I don’t drink, drug, or smoke so the conventions always had a huge penalty for me in the socialization aspect. I usually just hid in my suite, or went exploring when presentations were going on. Now I am a lucky bastard as one of my co-workers buys all of the convention videos and I can search our media stack and watch any convention I want to watch if it was recorded. I can be more selective but I miss the stumble into a small ignored room and find something truly unique. No, I’m not sure where this is going.

When the squirrel presentation happened I might have missed an inflection point. That may be the moment I decided to get back in government as I suck as an academic. Oh, I can teach really well. I can do research really well. I got tenure early. I even get along with academics pretty well. I just do other things much better. Whether it is defining metrics and scoping a new security program, or responding to bad guys on the wire. I can’t hack but I chase hackers pretty well. Though I am getting older and care less about the chase. Maybe it is puzzles? I don’t know. Sitting around teaching the same topic year in and year out would suck.

So, if I missed an inflection point, a place where the unique thinking I was seeing, witnessing, understanding was happening what is the issue?  I can’t remember off the top of my head who said it, but “You can’t use the same thinking to solve the problems that thinking created.” Unique out of the box thinking can be just as wrong and harder to evaluate but it represents a pantheon of options that the inside the box claptrap is just going to continue. So, I left academia and went back to government. Obviously I’m in industry now but trying and failing at change is normal in Washington DC.

Thinking back to that inflection point and maybe making more out of it than I should I wonder about other points. Deciding to get married the first time. Doing my first assist on computer crime case in the 1980s. Not staying in law enforcement, working in a family business, and across numerous industry segments, and getting divorced and married again. You can look at things as an adventure or adversity. Perspective is the salve of distance.

Losing a child, having twins, being the father of two step children taught to hate my every breath. The circle or square of options cycling out of control always driving towards another minute, another second, another moment in the future. Seeing things I worked on in government driven into the dirt, policies abandoned, solutions that are less than ill considered.

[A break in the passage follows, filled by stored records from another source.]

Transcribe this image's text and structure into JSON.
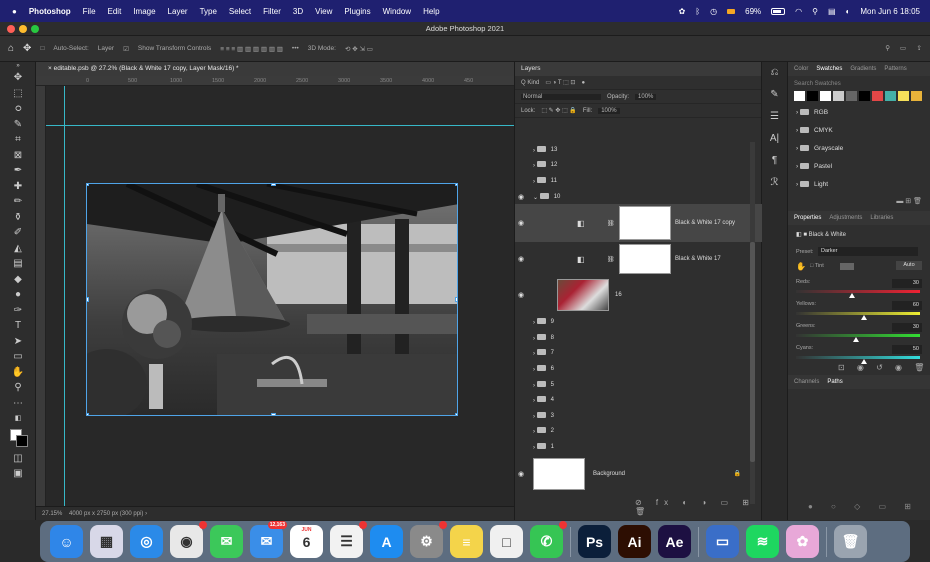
{
  "menubar": {
    "app": "Photoshop",
    "items": [
      "File",
      "Edit",
      "Image",
      "Layer",
      "Type",
      "Select",
      "Filter",
      "3D",
      "View",
      "Plugins",
      "Window",
      "Help"
    ],
    "battery": "69%",
    "datetime": "Mon Jun 6 18:05"
  },
  "window": {
    "title": "Adobe Photoshop 2021"
  },
  "options": {
    "auto_select": "Auto-Select:",
    "layer": "Layer",
    "show_transform": "Show Transform Controls",
    "mode_3d": "3D Mode:"
  },
  "document": {
    "tab": "editable.psb @ 27.2% (Black & White 17 copy, Layer Mask/16) *",
    "ruler": [
      "0",
      "500",
      "1000",
      "1500",
      "2000",
      "2500",
      "3000",
      "3500",
      "4000",
      "450"
    ],
    "zoom": "27.15%",
    "info": "4000 px x 2750 px (300 ppi)"
  },
  "layers_panel": {
    "title": "Layers",
    "kind": "Q Kind",
    "blend": "Normal",
    "opacity_label": "Opacity:",
    "opacity": "100%",
    "lock_label": "Lock:",
    "fill_label": "Fill:",
    "fill": "100%",
    "rows": [
      {
        "name": "13",
        "type": "group"
      },
      {
        "name": "12",
        "type": "group"
      },
      {
        "name": "11",
        "type": "group"
      },
      {
        "name": "10",
        "type": "group-open"
      },
      {
        "name": "Black & White 17 copy",
        "type": "adj-selected"
      },
      {
        "name": "Black & White 17",
        "type": "adj"
      },
      {
        "name": "16",
        "type": "image"
      },
      {
        "name": "9",
        "type": "group"
      },
      {
        "name": "8",
        "type": "group"
      },
      {
        "name": "7",
        "type": "group"
      },
      {
        "name": "6",
        "type": "group"
      },
      {
        "name": "5",
        "type": "group"
      },
      {
        "name": "4",
        "type": "group"
      },
      {
        "name": "3",
        "type": "group"
      },
      {
        "name": "2",
        "type": "group"
      },
      {
        "name": "1",
        "type": "group"
      },
      {
        "name": "Background",
        "type": "background"
      }
    ]
  },
  "swatches": {
    "tabs": [
      "Color",
      "Swatches",
      "Gradients",
      "Patterns"
    ],
    "active": "Swatches",
    "search": "Search Swatches",
    "colors": [
      "#ffffff",
      "#000000",
      "#ffffff",
      "#cccccc",
      "#666666",
      "#000000",
      "#e34747",
      "#44b0a8",
      "#f6e05a",
      "#e8b23a"
    ],
    "groups": [
      "RGB",
      "CMYK",
      "Grayscale",
      "Pastel",
      "Light"
    ]
  },
  "properties": {
    "tabs": [
      "Properties",
      "Adjustments",
      "Libraries"
    ],
    "active": "Properties",
    "adjustment": "Black & White",
    "preset_label": "Preset:",
    "preset": "Darker",
    "tint": "Tint",
    "auto": "Auto",
    "sliders": [
      {
        "label": "Reds:",
        "value": "30",
        "pos": 0.45
      },
      {
        "label": "Yellows:",
        "value": "60",
        "pos": 0.55
      },
      {
        "label": "Greens:",
        "value": "30",
        "pos": 0.48
      },
      {
        "label": "Cyans:",
        "value": "50",
        "pos": 0.55
      }
    ]
  },
  "channels": {
    "tabs": [
      "Channels",
      "Paths"
    ],
    "active": "Paths"
  },
  "dock": [
    {
      "name": "finder",
      "glyph": "☺",
      "color": "#2f86e8"
    },
    {
      "name": "launchpad",
      "glyph": "▦",
      "color": "#d8d8e8"
    },
    {
      "name": "safari",
      "glyph": "◎",
      "color": "#2b8ae8"
    },
    {
      "name": "chrome",
      "glyph": "◉",
      "color": "#e8e8e8",
      "badge": ""
    },
    {
      "name": "messages",
      "glyph": "✉",
      "color": "#3cc85a"
    },
    {
      "name": "mail",
      "glyph": "✉",
      "color": "#3a8ee8",
      "badge": "12,163"
    },
    {
      "name": "calendar",
      "glyph": "6",
      "color": "#ffffff",
      "label_top": "JUN"
    },
    {
      "name": "reminders",
      "glyph": "☰",
      "color": "#f2f2f2",
      "badge": ""
    },
    {
      "name": "app-store",
      "glyph": "A",
      "color": "#1e8cf0"
    },
    {
      "name": "system-preferences",
      "glyph": "⚙",
      "color": "#8a8a8a",
      "badge": ""
    },
    {
      "name": "notes",
      "glyph": "≡",
      "color": "#f4d44a"
    },
    {
      "name": "stickies",
      "glyph": "□",
      "color": "#f0f0f0"
    },
    {
      "name": "whatsapp",
      "glyph": "✆",
      "color": "#36c554",
      "badge": ""
    },
    {
      "name": "photoshop",
      "glyph": "Ps",
      "color": "#0b1f3a"
    },
    {
      "name": "illustrator",
      "glyph": "Ai",
      "color": "#2d0e02"
    },
    {
      "name": "after-effects",
      "glyph": "Ae",
      "color": "#1d1042"
    },
    {
      "name": "preview",
      "glyph": "▭",
      "color": "#3a6ec8"
    },
    {
      "name": "spotify",
      "glyph": "≋",
      "color": "#1ed760"
    },
    {
      "name": "photos-app",
      "glyph": "✿",
      "color": "#e8a8d8"
    },
    {
      "name": "trash",
      "glyph": "🗑",
      "color": "#9aa4b0"
    }
  ]
}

Having to balance those thoughts on the reality of the way I think may not be the way it should be solved. Coming back to the office and trying to think of a new, best, better, kinder or just hopeful way of doing things.

The closure of DerbyCon a life cycle in security conferences where people who don’t know me but I know them. I liked the family values with open bar vibe of DerbyCon. There is a treasure trove of people who believe and cycle through security in a wasteland of careers.

Is there a legacy lost or not created? Is it a fools errand to think any person can make a difference in the world where hate filled speech and people walking around looking to be offended rule the air waves? Is there no hope of change when acts of contrition are met with derision? That a sin of minimums is an error of fatal proportions. Where being a child no longer allows for mistakes?  Do we live in a time where legacy is only notoriety?

Regrets are ghosts of mistakes past. Did I miss a confluence of events that might have changed history? Likely. I’m never going to be able test that and I must let the sunshine of today melt the cobwebs of yesterday. I’ve got a great team, I’ve got a great job, and challenge and opportunity allow me plenty of rewards in seeing them flourish.